Czar Alexander I feared the consequences of revolutionary ideas – which he had himself fostered for a time – especially after the assassination of Kotzebue. He therefore resolved to steer the ship of state into more placid waters. He saw in the union of all churches the best protection against all revolutionary powers. Through his ambassador at the Vatican, Italinski, he submitted a plan to Pope Pius VII with the request to arrange a meeting of the Latin and Russian hierarchy in the neutral city of Venice. In his letter to Italinski the Czar prides himself on being the originator of this plan and mentions the advantages the union would have for the state. He even expresses the desire to visit Rome personally. Unfortunately this undertaking also was doomed by the ill advice given the Czar by his counselors.
To what then did the despotic rule over the church eventually lead? Czarism collapsed, and also the church. Even during the mildest period of the Bolshevik revolution the church was helpless because she had been too long under the control of the commissaries of the state such as Protassof, Tschebischew, Tolstoi, Pobedonostzeff, and others. When the almighty state, which had held her, was swept away, the days of the church also were numbered. The Orthodox church offered no such resistance as did the Church of Rome in other countries under similar trying circumstances.
This insight into the history of Russia was the decisive factor in my conversion and received a new impulse in the discovery that many of my ancestors favored a revival of Catholicism in that county. Some of the members of the house of Galitzin joined the Catholic Church because they realized the cause of the Greek schism and the truth of Catholicism, as did I myself. It was only the absolutism of the state that perpetuated the schism in Russia.
Did not Wassilij the Dark exile the metropolitan Isidor for signing the document of reunion in Florence because Wassilij feared a curtailment of his power? Did not Peter the Great discard the advice of George I of England because the thought of a diminution of his power seemed unbearable to him? Does not the hatred of the Czarina Anna Joannovna against the Catholic Church prove that a reunion was possible? Moreover, the commissaries of state also, for obvious reasons, did not favor a union of churches.
God, however, ordained otherwise. Those who feared to lose a part of their power lost everything. State absolutism dug its own grave. The Russian people avoided the Catholic Church not only because of ignorance and indifference, but also because of fear of persecution in the event of conversion.

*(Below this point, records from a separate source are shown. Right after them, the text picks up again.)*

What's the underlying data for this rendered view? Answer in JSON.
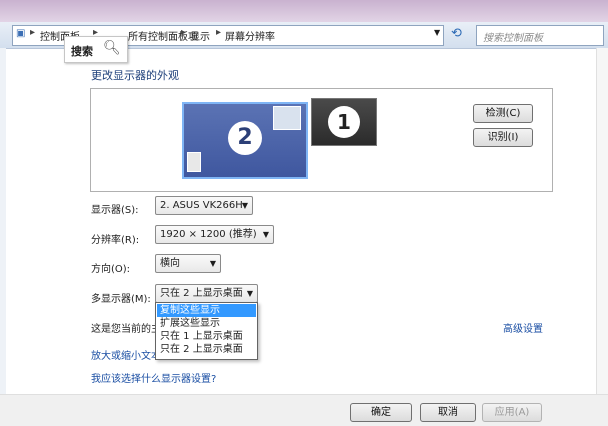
{
  "address": {
    "crumbs": [
      "控制面板",
      "所有控制面板项",
      "显示",
      "屏幕分辨率"
    ],
    "search_placeholder": "搜索控制面板"
  },
  "search_popup": {
    "label": "搜索"
  },
  "page": {
    "title": "更改显示器的外观"
  },
  "preview": {
    "monitor_large": "2",
    "monitor_small": "1"
  },
  "side_buttons": {
    "detect": "检测(C)",
    "identify": "识别(I)"
  },
  "settings": {
    "display_label": "显示器(S):",
    "display_value": "2. ASUS VK266H",
    "resolution_label": "分辨率(R):",
    "resolution_value": "1920 × 1200 (推荐)",
    "orientation_label": "方向(O):",
    "orientation_value": "横向",
    "multi_label": "多显示器(M):",
    "multi_value": "只在 2 上显示桌面"
  },
  "dropdown": {
    "options": [
      "复制这些显示",
      "扩展这些显示",
      "只在 1 上显示桌面",
      "只在 2 上显示桌面"
    ],
    "highlighted_index": 0
  },
  "info": {
    "main_text": "这是您当前的主",
    "advanced": "高级设置",
    "link_text_size": "放大或缩小文本",
    "link_which": "我应该选择什么显示器设置?"
  },
  "footer": {
    "ok": "确定",
    "cancel": "取消",
    "apply": "应用(A)"
  }
}
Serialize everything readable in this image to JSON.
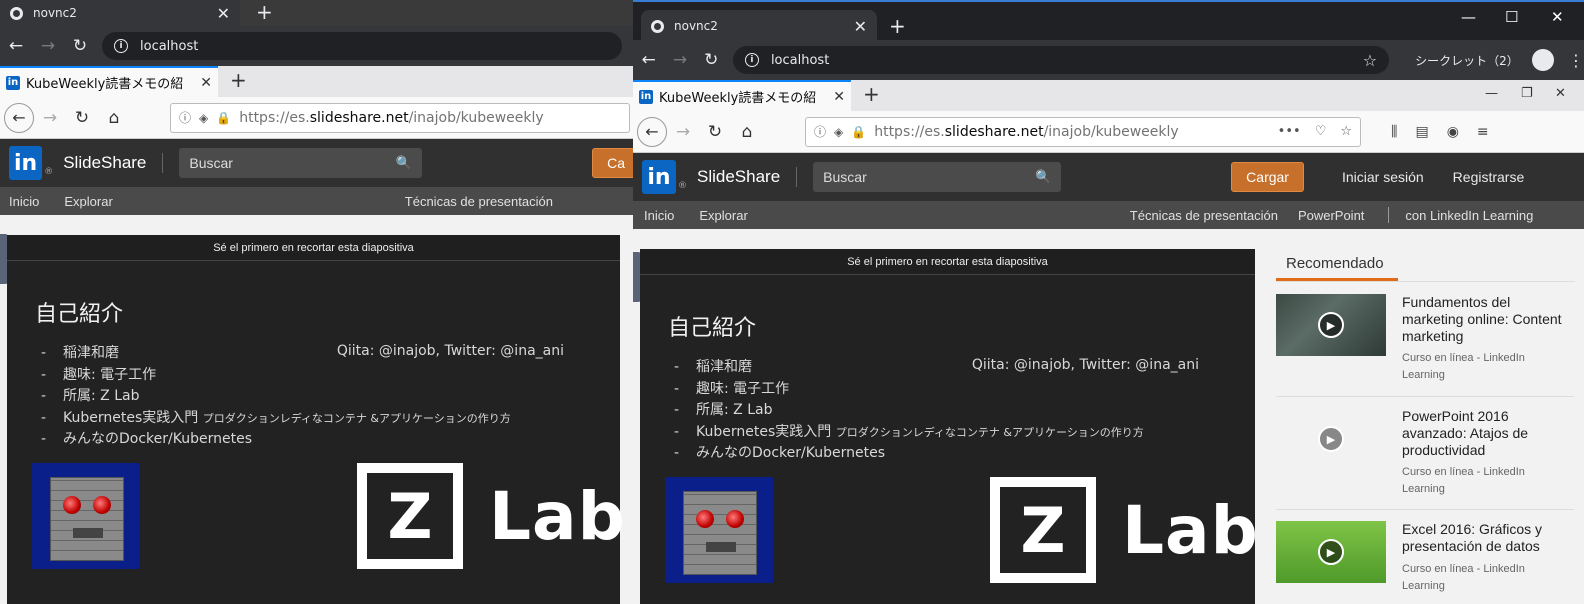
{
  "browser": {
    "tab_title": "novnc2",
    "address": "localhost",
    "incognito_label": "シークレット（2）"
  },
  "firefox": {
    "tab_title": "KubeWeekly読書メモの紹",
    "url_prefix": "https://es.",
    "url_host": "slideshare.net",
    "url_path": "/inajob/kubeweekly",
    "url_more": "•••"
  },
  "header": {
    "logo_text": "in",
    "brand": "SlideShare",
    "search_placeholder": "Buscar",
    "upload_label": "Cargar",
    "upload_label_clipped": "Ca",
    "login_label": "Iniciar sesión",
    "register_label": "Registrarse"
  },
  "subnav": {
    "home": "Inicio",
    "explore": "Explorar",
    "techniques": "Técnicas de presentación",
    "powerpoint": "PowerPoint",
    "linkedin": "con LinkedIn Learning"
  },
  "player": {
    "clip_text": "Sé el primero en recortar esta diapositiva"
  },
  "slide": {
    "title": "自己紹介",
    "items": [
      "稲津和磨",
      "趣味: 電子工作",
      "所属: Z Lab",
      "Kubernetes実践入門",
      "みんなのDocker/Kubernetes"
    ],
    "book_subtitle": "プロダクションレディなコンテナ &アプリケーションの作り方",
    "social": "Qiita: @inajob, Twitter: @ina_ani",
    "logo_letter": "Z",
    "logo_word": "Lab"
  },
  "recommended": {
    "heading": "Recomendado",
    "items": [
      {
        "title": "Fundamentos del marketing online: Content marketing",
        "source": "Curso en línea - LinkedIn Learning"
      },
      {
        "title": "PowerPoint 2016 avanzado: Atajos de productividad",
        "source": "Curso en línea - LinkedIn Learning"
      },
      {
        "title": "Excel 2016: Gráficos y presentación de datos",
        "source": "Curso en línea - LinkedIn Learning"
      }
    ]
  },
  "colors": {
    "upload": "#c7702b",
    "linkedin": "#0a66c2",
    "accent_tab": "#e06b18"
  }
}
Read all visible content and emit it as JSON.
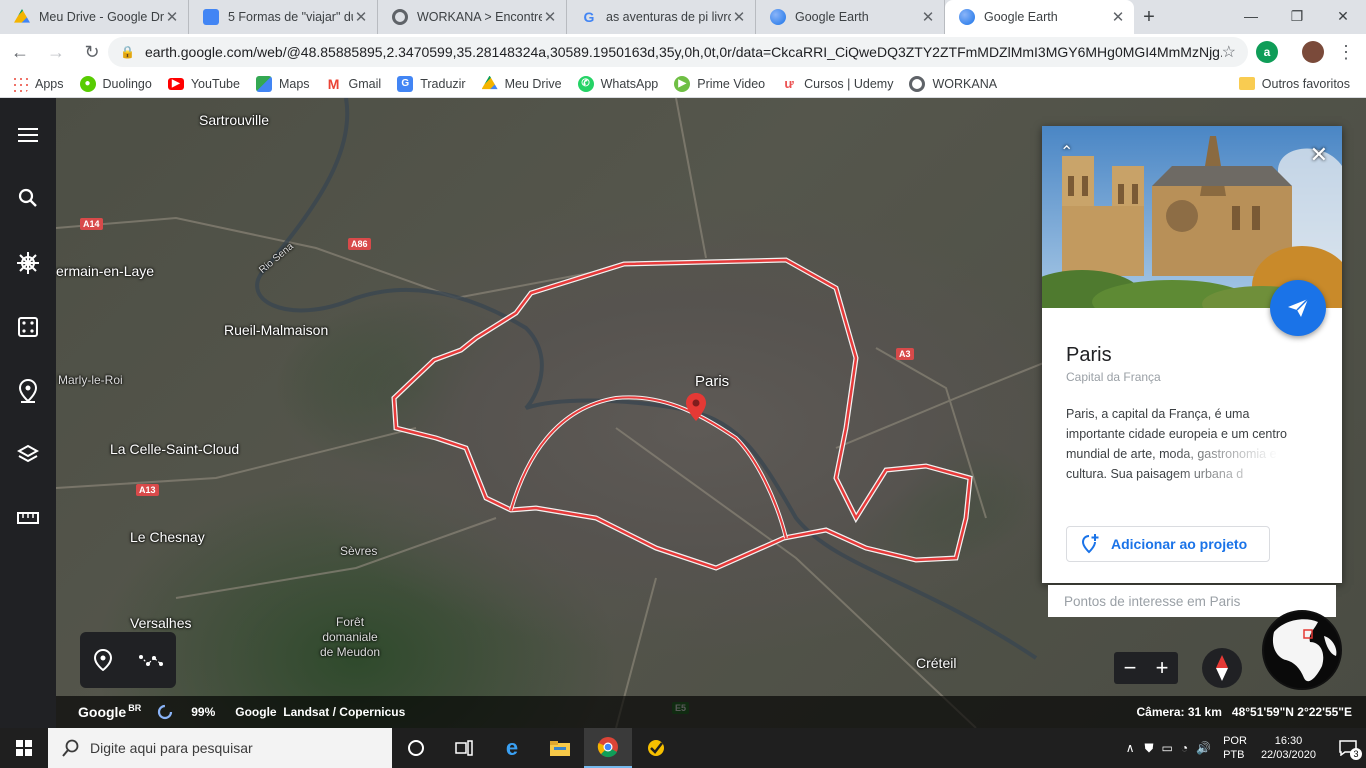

After contemplating these facts and realizing that many of my ancestors and relatives served the Catholic Church faithfully, I likewise became desirous of becoming a Catholic.
 Revue de l’Histoire Moderne, May-June, 1930)